### WHAT YOU SHOULD DO
Every line that holds the word "this" needs to be copied from the data below.

### DATA TO USE
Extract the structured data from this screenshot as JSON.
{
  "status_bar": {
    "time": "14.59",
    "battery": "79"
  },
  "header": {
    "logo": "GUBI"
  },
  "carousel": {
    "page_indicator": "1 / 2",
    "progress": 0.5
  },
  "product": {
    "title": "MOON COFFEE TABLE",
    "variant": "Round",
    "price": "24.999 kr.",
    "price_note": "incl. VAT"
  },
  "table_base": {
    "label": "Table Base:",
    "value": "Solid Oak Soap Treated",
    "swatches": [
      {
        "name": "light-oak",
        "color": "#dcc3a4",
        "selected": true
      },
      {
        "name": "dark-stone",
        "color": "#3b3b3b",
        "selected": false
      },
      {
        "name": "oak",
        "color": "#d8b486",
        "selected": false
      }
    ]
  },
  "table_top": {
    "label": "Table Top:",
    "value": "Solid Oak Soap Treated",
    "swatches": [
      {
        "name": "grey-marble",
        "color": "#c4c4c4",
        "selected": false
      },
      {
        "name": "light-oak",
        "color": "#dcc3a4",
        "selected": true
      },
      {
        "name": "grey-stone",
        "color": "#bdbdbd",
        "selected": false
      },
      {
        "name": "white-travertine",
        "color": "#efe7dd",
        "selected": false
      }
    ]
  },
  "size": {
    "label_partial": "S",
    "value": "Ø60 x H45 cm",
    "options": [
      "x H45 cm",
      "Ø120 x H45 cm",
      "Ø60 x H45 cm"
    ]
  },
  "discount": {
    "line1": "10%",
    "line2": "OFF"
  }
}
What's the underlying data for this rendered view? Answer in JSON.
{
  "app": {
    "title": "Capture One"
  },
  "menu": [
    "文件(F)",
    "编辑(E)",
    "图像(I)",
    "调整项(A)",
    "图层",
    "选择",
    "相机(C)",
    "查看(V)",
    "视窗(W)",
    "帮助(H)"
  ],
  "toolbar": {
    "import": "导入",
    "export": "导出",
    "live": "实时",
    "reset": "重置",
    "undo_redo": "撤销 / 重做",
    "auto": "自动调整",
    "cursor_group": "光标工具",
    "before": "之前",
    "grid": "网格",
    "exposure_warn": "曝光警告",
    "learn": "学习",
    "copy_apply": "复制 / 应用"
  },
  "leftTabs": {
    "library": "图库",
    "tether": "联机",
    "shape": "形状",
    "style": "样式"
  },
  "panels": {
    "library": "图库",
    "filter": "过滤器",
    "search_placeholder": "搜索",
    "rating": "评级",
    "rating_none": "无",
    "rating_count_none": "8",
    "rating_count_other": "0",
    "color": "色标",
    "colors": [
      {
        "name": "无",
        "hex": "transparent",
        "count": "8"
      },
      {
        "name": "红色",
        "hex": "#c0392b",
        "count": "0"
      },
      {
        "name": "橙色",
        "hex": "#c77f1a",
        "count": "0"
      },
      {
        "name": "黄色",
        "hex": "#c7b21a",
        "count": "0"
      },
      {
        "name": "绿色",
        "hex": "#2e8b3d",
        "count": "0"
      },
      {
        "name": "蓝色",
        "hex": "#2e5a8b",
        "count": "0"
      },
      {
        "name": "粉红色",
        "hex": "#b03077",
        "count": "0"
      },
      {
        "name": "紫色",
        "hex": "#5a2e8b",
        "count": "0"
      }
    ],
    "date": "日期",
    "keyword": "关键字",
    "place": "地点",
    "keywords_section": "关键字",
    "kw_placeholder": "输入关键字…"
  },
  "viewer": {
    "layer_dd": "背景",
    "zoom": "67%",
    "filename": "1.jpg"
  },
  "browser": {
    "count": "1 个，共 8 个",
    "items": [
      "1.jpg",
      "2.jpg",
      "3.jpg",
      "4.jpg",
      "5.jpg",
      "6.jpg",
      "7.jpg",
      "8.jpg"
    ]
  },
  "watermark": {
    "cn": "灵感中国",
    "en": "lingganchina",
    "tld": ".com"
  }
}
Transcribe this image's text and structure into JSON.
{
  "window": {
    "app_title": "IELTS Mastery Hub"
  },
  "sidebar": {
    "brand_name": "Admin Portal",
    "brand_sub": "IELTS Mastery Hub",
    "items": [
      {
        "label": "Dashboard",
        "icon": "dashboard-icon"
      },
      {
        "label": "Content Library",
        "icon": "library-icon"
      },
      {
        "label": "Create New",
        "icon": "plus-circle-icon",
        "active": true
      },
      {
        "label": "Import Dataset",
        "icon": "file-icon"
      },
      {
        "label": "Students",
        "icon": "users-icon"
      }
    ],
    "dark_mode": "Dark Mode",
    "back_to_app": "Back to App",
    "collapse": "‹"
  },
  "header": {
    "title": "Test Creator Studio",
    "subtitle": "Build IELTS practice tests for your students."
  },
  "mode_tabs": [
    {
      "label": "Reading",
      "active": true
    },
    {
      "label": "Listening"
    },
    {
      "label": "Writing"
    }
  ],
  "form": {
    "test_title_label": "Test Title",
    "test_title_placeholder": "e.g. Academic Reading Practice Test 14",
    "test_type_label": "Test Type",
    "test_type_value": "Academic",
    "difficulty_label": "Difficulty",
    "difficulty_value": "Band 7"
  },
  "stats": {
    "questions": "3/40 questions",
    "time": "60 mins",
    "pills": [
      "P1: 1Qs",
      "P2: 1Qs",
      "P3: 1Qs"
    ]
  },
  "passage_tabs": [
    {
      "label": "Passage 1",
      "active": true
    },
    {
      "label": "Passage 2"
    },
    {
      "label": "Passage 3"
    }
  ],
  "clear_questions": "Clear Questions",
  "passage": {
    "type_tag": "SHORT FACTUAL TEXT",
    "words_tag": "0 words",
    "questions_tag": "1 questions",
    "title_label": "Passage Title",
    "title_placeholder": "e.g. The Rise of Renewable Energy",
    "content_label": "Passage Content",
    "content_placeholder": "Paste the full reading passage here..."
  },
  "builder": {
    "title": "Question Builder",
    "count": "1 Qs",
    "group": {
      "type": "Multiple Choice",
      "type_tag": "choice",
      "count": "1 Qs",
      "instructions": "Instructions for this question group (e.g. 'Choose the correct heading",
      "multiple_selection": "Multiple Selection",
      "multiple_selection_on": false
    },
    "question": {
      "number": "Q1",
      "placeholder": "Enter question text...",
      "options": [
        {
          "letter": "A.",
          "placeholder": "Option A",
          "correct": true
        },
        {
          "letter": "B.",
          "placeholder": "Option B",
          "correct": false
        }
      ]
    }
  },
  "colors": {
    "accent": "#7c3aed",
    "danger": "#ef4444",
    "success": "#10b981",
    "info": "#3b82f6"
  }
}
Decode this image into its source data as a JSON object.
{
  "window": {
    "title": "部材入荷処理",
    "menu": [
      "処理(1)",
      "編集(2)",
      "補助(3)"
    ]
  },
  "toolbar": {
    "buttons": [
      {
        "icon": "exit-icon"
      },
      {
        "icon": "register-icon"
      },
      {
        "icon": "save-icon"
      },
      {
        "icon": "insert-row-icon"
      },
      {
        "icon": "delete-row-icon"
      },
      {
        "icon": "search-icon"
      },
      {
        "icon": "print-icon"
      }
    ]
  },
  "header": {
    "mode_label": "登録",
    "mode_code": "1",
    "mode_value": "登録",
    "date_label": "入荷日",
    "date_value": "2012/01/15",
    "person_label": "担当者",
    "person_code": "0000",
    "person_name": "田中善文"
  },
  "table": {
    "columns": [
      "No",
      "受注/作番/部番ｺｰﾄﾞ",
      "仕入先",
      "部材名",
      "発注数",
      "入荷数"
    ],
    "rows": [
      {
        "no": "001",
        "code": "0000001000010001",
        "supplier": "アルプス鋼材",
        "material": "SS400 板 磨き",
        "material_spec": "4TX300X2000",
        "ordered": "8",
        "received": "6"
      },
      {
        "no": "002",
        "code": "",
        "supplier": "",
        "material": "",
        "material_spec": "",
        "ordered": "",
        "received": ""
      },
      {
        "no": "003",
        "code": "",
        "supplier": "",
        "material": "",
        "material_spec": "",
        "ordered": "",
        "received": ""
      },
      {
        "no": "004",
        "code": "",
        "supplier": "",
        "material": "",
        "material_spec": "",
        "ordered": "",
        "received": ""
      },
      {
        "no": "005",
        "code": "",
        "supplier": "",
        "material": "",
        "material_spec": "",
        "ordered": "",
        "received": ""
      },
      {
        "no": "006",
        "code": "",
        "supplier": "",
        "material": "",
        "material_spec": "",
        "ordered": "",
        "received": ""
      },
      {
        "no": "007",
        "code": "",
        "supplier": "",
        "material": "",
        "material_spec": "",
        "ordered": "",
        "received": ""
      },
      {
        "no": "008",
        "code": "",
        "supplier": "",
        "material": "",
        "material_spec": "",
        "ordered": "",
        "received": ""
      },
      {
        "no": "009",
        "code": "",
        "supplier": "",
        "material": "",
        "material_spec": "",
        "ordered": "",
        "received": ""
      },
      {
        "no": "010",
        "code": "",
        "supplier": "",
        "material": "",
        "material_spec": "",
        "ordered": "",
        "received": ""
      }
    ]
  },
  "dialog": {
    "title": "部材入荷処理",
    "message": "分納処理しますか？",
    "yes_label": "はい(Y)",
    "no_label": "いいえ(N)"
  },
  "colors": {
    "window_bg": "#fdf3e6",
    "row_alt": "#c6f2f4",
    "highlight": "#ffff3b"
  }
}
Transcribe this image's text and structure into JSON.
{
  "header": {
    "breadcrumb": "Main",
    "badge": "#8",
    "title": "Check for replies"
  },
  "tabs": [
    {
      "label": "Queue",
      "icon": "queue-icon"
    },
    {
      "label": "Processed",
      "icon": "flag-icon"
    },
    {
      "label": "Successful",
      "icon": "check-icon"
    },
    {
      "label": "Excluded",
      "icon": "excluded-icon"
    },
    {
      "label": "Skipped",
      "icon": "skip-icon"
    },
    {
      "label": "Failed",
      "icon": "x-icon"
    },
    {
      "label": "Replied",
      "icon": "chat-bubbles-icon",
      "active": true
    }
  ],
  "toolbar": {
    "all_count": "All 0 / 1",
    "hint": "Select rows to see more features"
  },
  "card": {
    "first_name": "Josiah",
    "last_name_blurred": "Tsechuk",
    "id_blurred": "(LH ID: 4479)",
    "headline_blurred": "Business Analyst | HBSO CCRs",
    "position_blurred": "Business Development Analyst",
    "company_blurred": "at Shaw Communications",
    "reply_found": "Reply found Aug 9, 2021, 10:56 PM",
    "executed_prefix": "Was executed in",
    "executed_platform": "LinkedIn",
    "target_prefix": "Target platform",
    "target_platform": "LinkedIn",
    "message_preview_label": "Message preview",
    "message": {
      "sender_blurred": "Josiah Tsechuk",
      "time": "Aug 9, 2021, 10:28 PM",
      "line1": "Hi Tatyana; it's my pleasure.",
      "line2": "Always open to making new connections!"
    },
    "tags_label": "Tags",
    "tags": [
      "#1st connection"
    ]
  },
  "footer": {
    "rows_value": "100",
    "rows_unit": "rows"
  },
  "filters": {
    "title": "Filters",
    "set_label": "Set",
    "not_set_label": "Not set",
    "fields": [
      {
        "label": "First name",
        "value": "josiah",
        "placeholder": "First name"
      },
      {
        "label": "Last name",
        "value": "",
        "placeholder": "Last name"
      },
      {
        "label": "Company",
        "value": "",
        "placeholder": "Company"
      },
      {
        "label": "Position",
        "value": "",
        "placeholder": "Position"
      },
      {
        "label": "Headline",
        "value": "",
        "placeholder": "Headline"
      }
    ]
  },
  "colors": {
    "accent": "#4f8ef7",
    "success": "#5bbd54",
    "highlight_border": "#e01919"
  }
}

### PROBLEM SOLUTION
Extract the structured data from this screenshot as JSON.
What's the underlying data for this rendered view? Answer in JSON.
Transcribe this image's text and structure into JSON.
      "instructions": "Instructions for this question group (e.g. 'Choose the correct heading",
Decode this image into its source data as a JSON object.
Transcribe this image's text and structure into JSON.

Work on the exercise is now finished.